ABOUT OUR PANELISTS
Larry E. Fanning
Principal Owner & Chief Scientist, New Water Group LLC
Mr. Fanning is a geotechnical professional, adept in structural geology, hydrogeology, foundation design, seismicity, geologic hazards and forensic evaluation, and earthwork and construction procedures. Over the past 30 years, he has worked with a wide variety of client types and government agencies. Mr. Fanning has also served as a subject matter expert for the California Board of Registration for Geologists and Geophysicists. He has been an expert in hundreds of legal proceedings and served by appointment of the Governor of California to the Department of Conservation’s State Mining and Geology Board.

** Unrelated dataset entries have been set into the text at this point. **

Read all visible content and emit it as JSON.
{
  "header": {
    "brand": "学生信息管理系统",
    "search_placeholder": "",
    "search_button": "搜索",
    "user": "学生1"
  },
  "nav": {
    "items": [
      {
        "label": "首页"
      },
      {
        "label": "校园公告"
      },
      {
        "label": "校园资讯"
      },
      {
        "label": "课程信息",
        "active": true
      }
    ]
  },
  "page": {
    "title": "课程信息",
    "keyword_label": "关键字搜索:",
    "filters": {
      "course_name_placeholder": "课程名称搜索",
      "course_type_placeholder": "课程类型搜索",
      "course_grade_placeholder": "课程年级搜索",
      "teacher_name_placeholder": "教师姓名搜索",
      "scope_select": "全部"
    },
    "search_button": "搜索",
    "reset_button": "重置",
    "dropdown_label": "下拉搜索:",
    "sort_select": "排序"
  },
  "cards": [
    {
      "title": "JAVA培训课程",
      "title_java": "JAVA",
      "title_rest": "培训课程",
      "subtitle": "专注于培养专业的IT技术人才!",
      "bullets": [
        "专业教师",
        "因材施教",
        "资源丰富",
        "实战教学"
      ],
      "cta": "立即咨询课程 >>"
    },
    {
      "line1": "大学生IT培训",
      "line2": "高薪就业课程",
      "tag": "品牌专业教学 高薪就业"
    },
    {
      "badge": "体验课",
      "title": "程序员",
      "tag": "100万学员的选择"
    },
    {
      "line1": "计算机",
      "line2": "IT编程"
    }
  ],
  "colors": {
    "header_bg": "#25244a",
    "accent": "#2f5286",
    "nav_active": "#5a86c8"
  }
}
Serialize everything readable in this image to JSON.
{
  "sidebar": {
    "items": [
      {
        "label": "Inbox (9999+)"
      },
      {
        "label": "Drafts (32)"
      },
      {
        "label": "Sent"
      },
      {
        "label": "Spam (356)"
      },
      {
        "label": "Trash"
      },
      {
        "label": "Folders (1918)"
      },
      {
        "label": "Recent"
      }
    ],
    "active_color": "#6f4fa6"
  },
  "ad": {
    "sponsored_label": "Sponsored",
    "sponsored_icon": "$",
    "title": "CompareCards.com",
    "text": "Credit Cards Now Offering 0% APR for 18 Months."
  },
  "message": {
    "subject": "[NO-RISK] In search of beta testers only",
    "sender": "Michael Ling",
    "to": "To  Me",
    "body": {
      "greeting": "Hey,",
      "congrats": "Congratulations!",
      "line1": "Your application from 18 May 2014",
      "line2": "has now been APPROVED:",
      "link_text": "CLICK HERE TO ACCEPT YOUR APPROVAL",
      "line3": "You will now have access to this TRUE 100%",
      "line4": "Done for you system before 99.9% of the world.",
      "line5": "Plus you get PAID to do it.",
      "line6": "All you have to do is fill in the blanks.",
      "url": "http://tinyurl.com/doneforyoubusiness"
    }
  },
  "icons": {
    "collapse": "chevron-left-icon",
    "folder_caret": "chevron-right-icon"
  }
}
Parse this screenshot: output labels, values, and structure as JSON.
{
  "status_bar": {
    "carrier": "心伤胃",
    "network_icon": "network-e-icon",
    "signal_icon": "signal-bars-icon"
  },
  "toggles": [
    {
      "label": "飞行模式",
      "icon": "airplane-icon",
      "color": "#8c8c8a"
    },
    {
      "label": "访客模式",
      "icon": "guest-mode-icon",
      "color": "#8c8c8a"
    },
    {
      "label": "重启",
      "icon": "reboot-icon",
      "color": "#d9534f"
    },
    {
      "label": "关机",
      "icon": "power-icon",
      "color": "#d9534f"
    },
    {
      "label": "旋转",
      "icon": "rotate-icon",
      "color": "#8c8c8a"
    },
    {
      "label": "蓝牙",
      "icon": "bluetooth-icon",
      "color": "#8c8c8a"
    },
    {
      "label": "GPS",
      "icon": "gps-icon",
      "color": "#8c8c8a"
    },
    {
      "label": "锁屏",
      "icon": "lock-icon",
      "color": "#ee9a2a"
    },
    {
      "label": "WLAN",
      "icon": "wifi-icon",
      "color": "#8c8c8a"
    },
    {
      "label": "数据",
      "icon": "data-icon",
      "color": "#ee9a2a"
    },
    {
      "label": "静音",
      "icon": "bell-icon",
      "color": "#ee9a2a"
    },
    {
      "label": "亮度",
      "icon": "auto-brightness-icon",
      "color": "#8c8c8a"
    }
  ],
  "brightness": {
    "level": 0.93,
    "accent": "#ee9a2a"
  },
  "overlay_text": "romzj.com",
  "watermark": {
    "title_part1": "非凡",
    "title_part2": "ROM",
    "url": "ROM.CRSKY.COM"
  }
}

He has also performed a wide variety of environmental studies, including environmental site assessments on many property types and conditions, contaminant migration modeling, site remediation, and water quality studies. In addition to his position with the New Water Group LLC, Mr. Fanning is also the president and co-founder of G3 Soilworks Inc. He earned a BS in Geological and Earth Sciences from UC Santa Cruz.
Ted Kowalski, Esq.
Senior Program Officer, Colorado River Initiative, Walton Family Foundation
Ted is a Senior Program Officer, leading the Walton Family Foundation’s Colorado River Initiative. In this role, Ted supports work that promotes sustainable management of the Colorado River in order to benefit rivers and communities. Prior to joining the Foundation, Ted was the Chief of the Interstate, Federal and Water Information Section, for the Colorado Water Conservation Board. In this role, Ted represented the State of Colorado in State, Federal, inter-State, and international negotiations.
Ted is recognized for his deep expertise in Colorado River water management issues. He has testified before the U.S. Congress and before the Colorado General Assembly, and he has spoken at dozens of conferences. Ted started his career in the Colorado Attorney General’s office working on water law issues. Ted has a law degree from the University of Colorado and an undergraduate degree from Cornell University.
Oscar Cortes Reyna
VP, International Relations, Mexican Federation of Civil Engineers
Highly experienced Binational (+ 30 years) Consultant Project Manager Engineer with history of effective leadership for major Civil Engineering initiatives, design, construction and economic feasibility studies and stewardship of large Infrastructure capital projects and PPPs in Mexico and USA. Experience in Sustainable Infrastructure Development and PPP for Water Desalination, Road Infrastructure, Renewable Energy, Mass Transit and Social P3 projects.
Oscar was Vice President for International Relations, Federación Mexicana de Colegios de Ingenieros Civiles (FEMCIC) & Chairman Bi-national Infrastructure and PPP’s. He was also the Tijuana Economic Development Council, Infrastructure Advisory Chair. He has a Bachelor of Science in Civil Engineering from San Diego State University (SDSU) and a Master’s degree in Economic Valuations from Universidad Autónoma de Baja California (UABC).